The good news is that there is a better, proven alternative: segmenting by donor identity.
When you segment your appeals and communications by donor identity, using messages that speak to those identities, you dramatically increase the commitment/loyalty and lifetime value of those donors.
You also change your economic engine from volume—of both donors and communications—and all of the diminishing returns it entails to one based on donor understanding
The more understanding you have about core motivations, needs and preferences, the more segments that get created and the more customized and relevant the interaction becomes. In turn, the more profitable those segments become.
When you put higher lifetime value and a new revenue/growth model, together the improvement in net is dramatic (15 to 25 percent) and can repeated year after year. Anybody can grow gross or net in a single year; sustaining that level of growth is another matter.
Essential First Steps
To use donor identity to segment your donors, you first need to gain specific information from those donors. You must also put in the work to validate identities that reflect materially different needs and preferences. Let’s assume we have three distinct identities for an organization combating Type 1 (juvenile) diabetes: those who have Type 1, those who have someone with Type 1 diabetes in their immediate family and those who don’t have a direct or indirect cause connection.
These questions can be asked in an onboarding phone call, an online survey or a mail-reply device. And, not shockingly, most donors will have a connection. Those that do will be of higher value than those who don’t have this direct connection, and they will want different things from the organization.
There are also likely subgroups within this; not everyone with Type 1 has the same values and goals or is looking for the same thing from the organization.

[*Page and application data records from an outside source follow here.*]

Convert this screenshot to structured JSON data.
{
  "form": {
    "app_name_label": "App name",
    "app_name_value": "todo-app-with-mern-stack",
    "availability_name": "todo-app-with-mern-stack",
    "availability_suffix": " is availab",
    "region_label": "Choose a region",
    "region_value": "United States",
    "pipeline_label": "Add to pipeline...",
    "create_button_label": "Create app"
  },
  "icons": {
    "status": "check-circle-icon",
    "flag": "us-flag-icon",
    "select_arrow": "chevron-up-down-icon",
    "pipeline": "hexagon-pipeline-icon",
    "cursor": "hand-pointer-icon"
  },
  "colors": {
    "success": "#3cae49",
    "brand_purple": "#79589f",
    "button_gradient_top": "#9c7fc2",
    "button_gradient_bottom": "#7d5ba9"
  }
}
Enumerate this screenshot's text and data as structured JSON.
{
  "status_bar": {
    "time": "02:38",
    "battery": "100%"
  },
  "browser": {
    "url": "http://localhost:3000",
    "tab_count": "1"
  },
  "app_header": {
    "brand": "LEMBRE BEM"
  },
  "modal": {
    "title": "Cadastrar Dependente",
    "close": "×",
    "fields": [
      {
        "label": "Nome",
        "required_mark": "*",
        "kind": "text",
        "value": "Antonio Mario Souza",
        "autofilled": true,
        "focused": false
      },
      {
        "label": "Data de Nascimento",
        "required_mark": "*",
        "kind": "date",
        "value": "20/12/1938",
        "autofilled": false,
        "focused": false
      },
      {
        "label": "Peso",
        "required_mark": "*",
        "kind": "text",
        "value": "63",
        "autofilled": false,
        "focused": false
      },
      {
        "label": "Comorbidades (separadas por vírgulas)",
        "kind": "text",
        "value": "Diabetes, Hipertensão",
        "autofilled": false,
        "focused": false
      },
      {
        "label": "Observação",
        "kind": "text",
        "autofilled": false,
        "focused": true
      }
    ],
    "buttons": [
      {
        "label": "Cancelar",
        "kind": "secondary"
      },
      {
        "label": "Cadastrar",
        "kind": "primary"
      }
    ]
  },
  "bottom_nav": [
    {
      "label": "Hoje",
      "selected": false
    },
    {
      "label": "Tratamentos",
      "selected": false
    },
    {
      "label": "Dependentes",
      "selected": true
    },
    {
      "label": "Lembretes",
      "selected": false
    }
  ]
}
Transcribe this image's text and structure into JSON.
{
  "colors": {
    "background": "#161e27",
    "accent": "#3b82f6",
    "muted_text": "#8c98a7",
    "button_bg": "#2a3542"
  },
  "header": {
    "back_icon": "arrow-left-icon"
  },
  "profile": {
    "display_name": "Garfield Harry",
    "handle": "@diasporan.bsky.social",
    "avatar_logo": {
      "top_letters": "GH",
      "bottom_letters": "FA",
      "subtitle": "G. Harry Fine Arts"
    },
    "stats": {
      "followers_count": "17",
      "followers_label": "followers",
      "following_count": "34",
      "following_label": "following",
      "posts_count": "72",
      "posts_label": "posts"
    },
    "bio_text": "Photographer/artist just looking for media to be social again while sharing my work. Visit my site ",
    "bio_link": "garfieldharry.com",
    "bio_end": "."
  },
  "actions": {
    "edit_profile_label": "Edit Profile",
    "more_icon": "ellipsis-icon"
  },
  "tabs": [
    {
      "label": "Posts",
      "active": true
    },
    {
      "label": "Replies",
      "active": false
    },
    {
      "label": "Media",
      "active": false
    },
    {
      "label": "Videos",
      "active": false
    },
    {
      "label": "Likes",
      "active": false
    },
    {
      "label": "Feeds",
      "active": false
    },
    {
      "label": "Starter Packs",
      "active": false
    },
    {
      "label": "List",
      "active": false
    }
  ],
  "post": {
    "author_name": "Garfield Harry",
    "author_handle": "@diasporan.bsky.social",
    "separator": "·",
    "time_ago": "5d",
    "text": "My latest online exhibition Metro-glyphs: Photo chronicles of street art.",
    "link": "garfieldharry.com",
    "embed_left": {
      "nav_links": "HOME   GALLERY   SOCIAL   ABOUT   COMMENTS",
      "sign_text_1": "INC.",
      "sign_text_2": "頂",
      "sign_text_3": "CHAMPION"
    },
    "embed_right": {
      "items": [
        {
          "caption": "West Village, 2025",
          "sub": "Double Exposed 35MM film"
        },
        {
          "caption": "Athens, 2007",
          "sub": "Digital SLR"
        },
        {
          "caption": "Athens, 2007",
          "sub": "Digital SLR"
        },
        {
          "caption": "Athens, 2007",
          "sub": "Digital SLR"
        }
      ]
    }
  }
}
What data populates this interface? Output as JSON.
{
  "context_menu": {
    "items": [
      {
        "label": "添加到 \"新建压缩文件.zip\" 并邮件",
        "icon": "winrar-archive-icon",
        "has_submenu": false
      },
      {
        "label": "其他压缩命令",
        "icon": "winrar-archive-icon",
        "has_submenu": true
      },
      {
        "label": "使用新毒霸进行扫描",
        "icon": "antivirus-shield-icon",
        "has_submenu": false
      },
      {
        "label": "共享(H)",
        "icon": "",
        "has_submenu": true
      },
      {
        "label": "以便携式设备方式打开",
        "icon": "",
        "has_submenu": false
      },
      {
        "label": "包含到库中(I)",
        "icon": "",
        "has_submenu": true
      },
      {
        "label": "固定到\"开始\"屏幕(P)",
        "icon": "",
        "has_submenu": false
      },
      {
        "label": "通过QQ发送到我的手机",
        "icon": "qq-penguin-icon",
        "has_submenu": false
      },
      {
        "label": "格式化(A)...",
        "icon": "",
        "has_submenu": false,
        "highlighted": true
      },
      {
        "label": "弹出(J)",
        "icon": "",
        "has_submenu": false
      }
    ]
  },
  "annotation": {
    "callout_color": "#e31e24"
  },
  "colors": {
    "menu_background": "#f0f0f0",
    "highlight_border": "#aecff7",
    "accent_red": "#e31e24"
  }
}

Folks in the early stages might be looking for help with diet and lifestyle and insulin options. Others who have been living with the disease are looking for research to find a cure.
These identities (e.g. person with Type 1) and the subgroups defined by what they want from the organization would logically get different touch-points and journeys.
Changing copy so that it says, ”Because you’re affected by Type 1 diabetes…“ is necessary, but not sufficient. Donor identities aren’t just about copy points. It’s about meeting the donor’s need, to the point that the content looks like it came from the services side of the house. Yes, you’ll still ask for money, but only after you meet the need that their identity demands.
So, to end the hypothetical, if you were the fundraiser for ABC Juvenile Diabetes and had this information, what type of file segmentation would you be using?
Would you still be segmenting by transactional information hoping that the donor in the under 14-month bucket with the most recent gift of $25 responds to your generalized message. Or would you tailor your appeals—and the entire donor journey—around what donors recently diagnosed with Type 1 want?
And if it’s true for this hypothetical organization, what does it mean for your organization? After all, every organization has different identities of donors in their donor file. Using these identities gives you the significant advantage of knowing why donors do what they do, not simply what they’ve done.
There’s no getting around the cold reality of today’s fundraising: identity with your organization is ingrained—or not—in the donor. And the donor has thousands of options. If you aren’t catering to their identity, someone else will.